▸ **Problem to work on**
From the first line to the last, retype the records exactly and skip the pictures.

──────────────────────────────

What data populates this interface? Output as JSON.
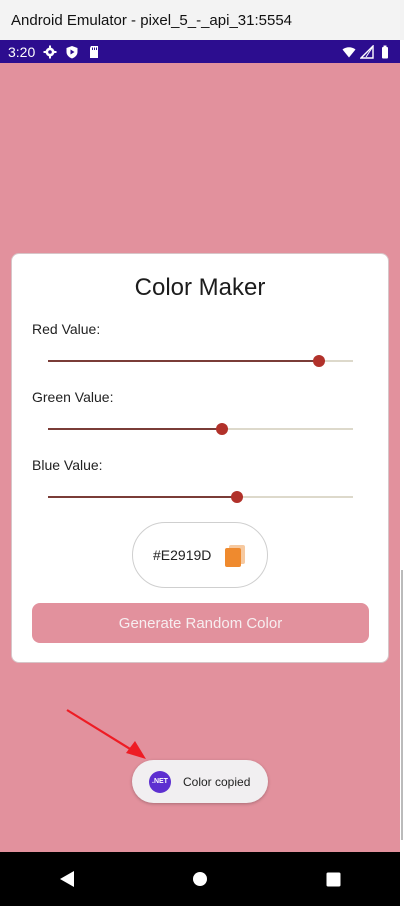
{
  "window": {
    "title": "Android Emulator - pixel_5_-_api_31:5554"
  },
  "statusbar": {
    "time": "3:20",
    "left_icons": [
      "gear-icon",
      "play-protect-icon",
      "sd-card-icon"
    ],
    "right_icons": [
      "wifi-icon",
      "signal-icon",
      "battery-icon"
    ]
  },
  "app": {
    "background_color": "#E2919D",
    "title": "Color Maker",
    "sliders": [
      {
        "label": "Red Value:",
        "value": 0.89
      },
      {
        "label": "Green Value:",
        "value": 0.57
      },
      {
        "label": "Blue Value:",
        "value": 0.62
      }
    ],
    "hex_value": "#E2919D",
    "copy_icon": "copy-icon",
    "generate_button_label": "Generate Random Color"
  },
  "toast": {
    "badge": ".NET",
    "message": "Color copied"
  },
  "navbar": {
    "buttons": [
      "back-icon",
      "home-icon",
      "recents-icon"
    ]
  }
}
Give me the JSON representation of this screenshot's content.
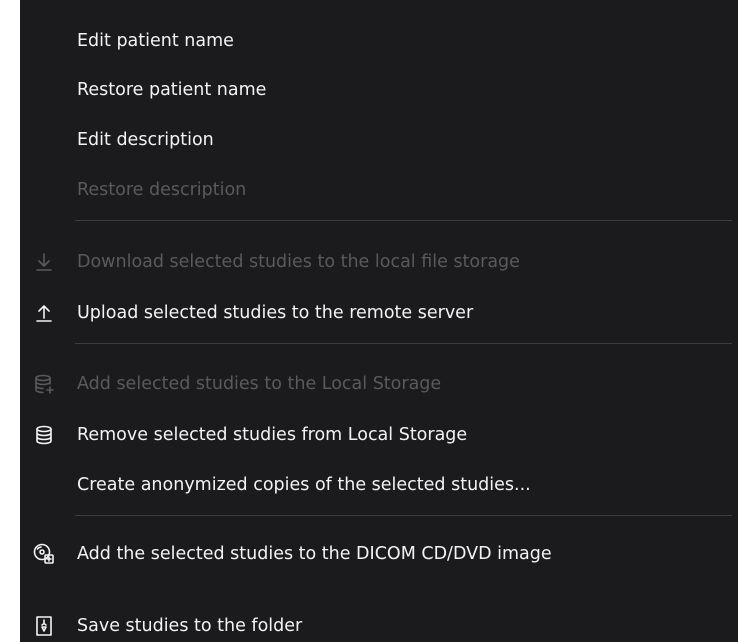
{
  "context_menu": {
    "items": [
      {
        "label": "Edit patient name",
        "enabled": true
      },
      {
        "label": "Restore patient name",
        "enabled": true
      },
      {
        "label": "Edit description",
        "enabled": true
      },
      {
        "label": "Restore description",
        "enabled": false
      },
      {
        "label": "Download selected studies to the local file storage",
        "enabled": false,
        "icon": "download-icon"
      },
      {
        "label": "Upload selected studies to the remote server",
        "enabled": true,
        "icon": "upload-icon"
      },
      {
        "label": "Add selected studies to the Local Storage",
        "enabled": false,
        "icon": "database-add-icon"
      },
      {
        "label": "Remove selected studies from Local Storage",
        "enabled": true,
        "icon": "database-icon"
      },
      {
        "label": "Create anonymized copies of the selected studies...",
        "enabled": true
      },
      {
        "label": "Add the selected studies to the DICOM CD/DVD image",
        "enabled": true,
        "icon": "disc-icon"
      },
      {
        "label": "Save studies to the folder",
        "enabled": true,
        "icon": "save-to-folder-icon"
      }
    ]
  },
  "colors": {
    "menu_background": "#1b1b1d",
    "enabled_text": "#f3f3f3",
    "disabled_text": "#5a5a5e",
    "separator": "#3c3c40"
  }
}
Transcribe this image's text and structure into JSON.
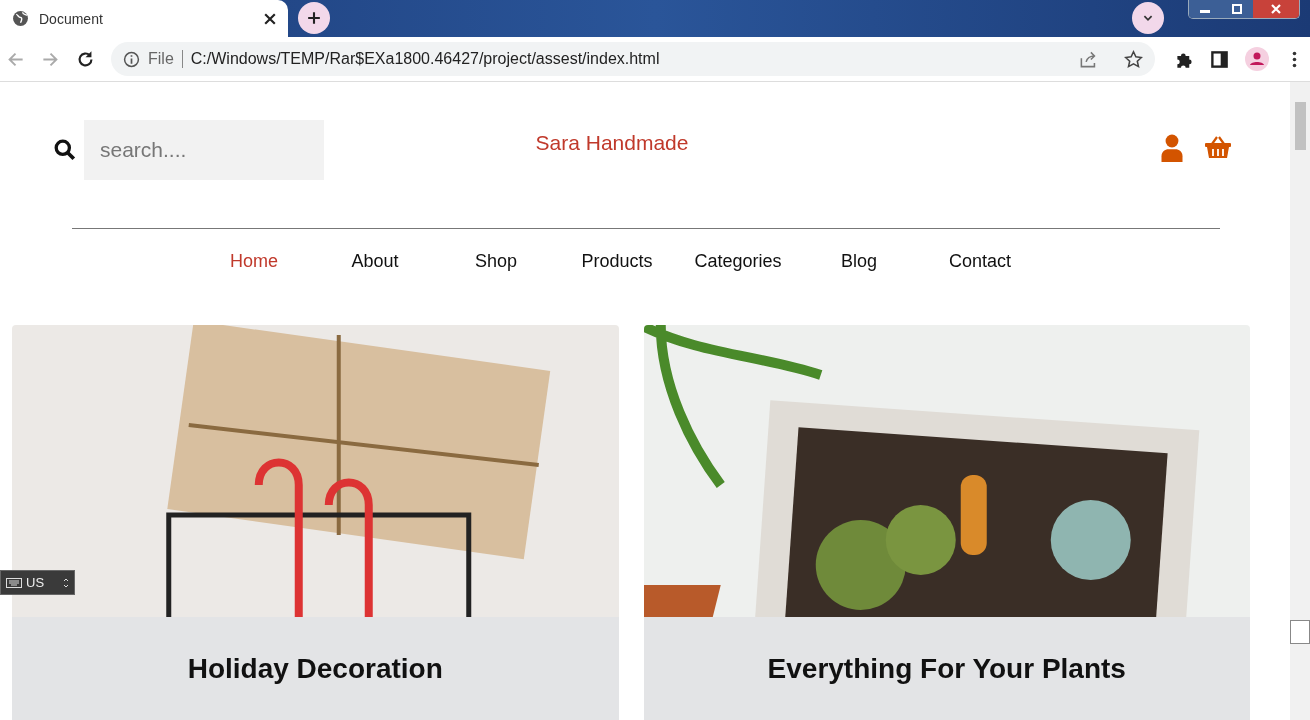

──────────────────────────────

▸ **Result of the exercise**
What data populates this interface? Output as JSON.
{
  "window": {
    "title": "Android Emulator - pixel_5_-_api_31:5554"
  },
  "statusbar": {
    "time": "3:20",
    "left_icons": [
      "gear-icon",
      "play-protect-icon",
      "sd-card-icon"
    ],
    "right_icons": [
      "wifi-icon",
      "signal-icon",
      "battery-icon"
    ]
  },
  "app": {
    "background_color": "#E2919D",
    "title": "Color Maker",
    "sliders": [
      {
        "label": "Red Value:",
        "value": 0.89
      },
      {
        "label": "Green Value:",
        "value": 0.57
      },
      {
        "label": "Blue Value:",
        "value": 0.62
      }
    ],
    "hex_value": "#E2919D",
    "copy_icon": "copy-icon",
    "generate_button_label": "Generate Random Color"
  },
  "toast": {
    "badge": ".NET",
    "message": "Color copied"
  },
  "navbar": {
    "buttons": [
      "back-icon",
      "home-icon",
      "recents-icon"
    ]
  }
}
Give me the JSON representation of this screenshot's content.
{
  "context_menu": {
    "items": [
      {
        "label": "Edit patient name",
        "enabled": true
      },
      {
        "label": "Restore patient name",
        "enabled": true
      },
      {
        "label": "Edit description",
        "enabled": true
      },
      {
        "label": "Restore description",
        "enabled": false
      },
      {
        "label": "Download selected studies to the local file storage",
        "enabled": false,
        "icon": "download-icon"
      },
      {
        "label": "Upload selected studies to the remote server",
        "enabled": true,
        "icon": "upload-icon"
      },
      {
        "label": "Add selected studies to the Local Storage",
        "enabled": false,
        "icon": "database-add-icon"
      },
      {
        "label": "Remove selected studies from Local Storage",
        "enabled": true,
        "icon": "database-icon"
      },
      {
        "label": "Create anonymized copies of the selected studies...",
        "enabled": true
      },
      {
        "label": "Add the selected studies to the DICOM CD/DVD image",
        "enabled": true,
        "icon": "disc-icon"
      },
      {
        "label": "Save studies to the folder",
        "enabled": true,
        "icon": "save-to-folder-icon"
      }
    ]
  },
  "colors": {
    "menu_background": "#1b1b1d",
    "enabled_text": "#f3f3f3",
    "disabled_text": "#5a5a5e",
    "separator": "#3c3c40"
  }
}
Transcribe this image's text and structure into JSON.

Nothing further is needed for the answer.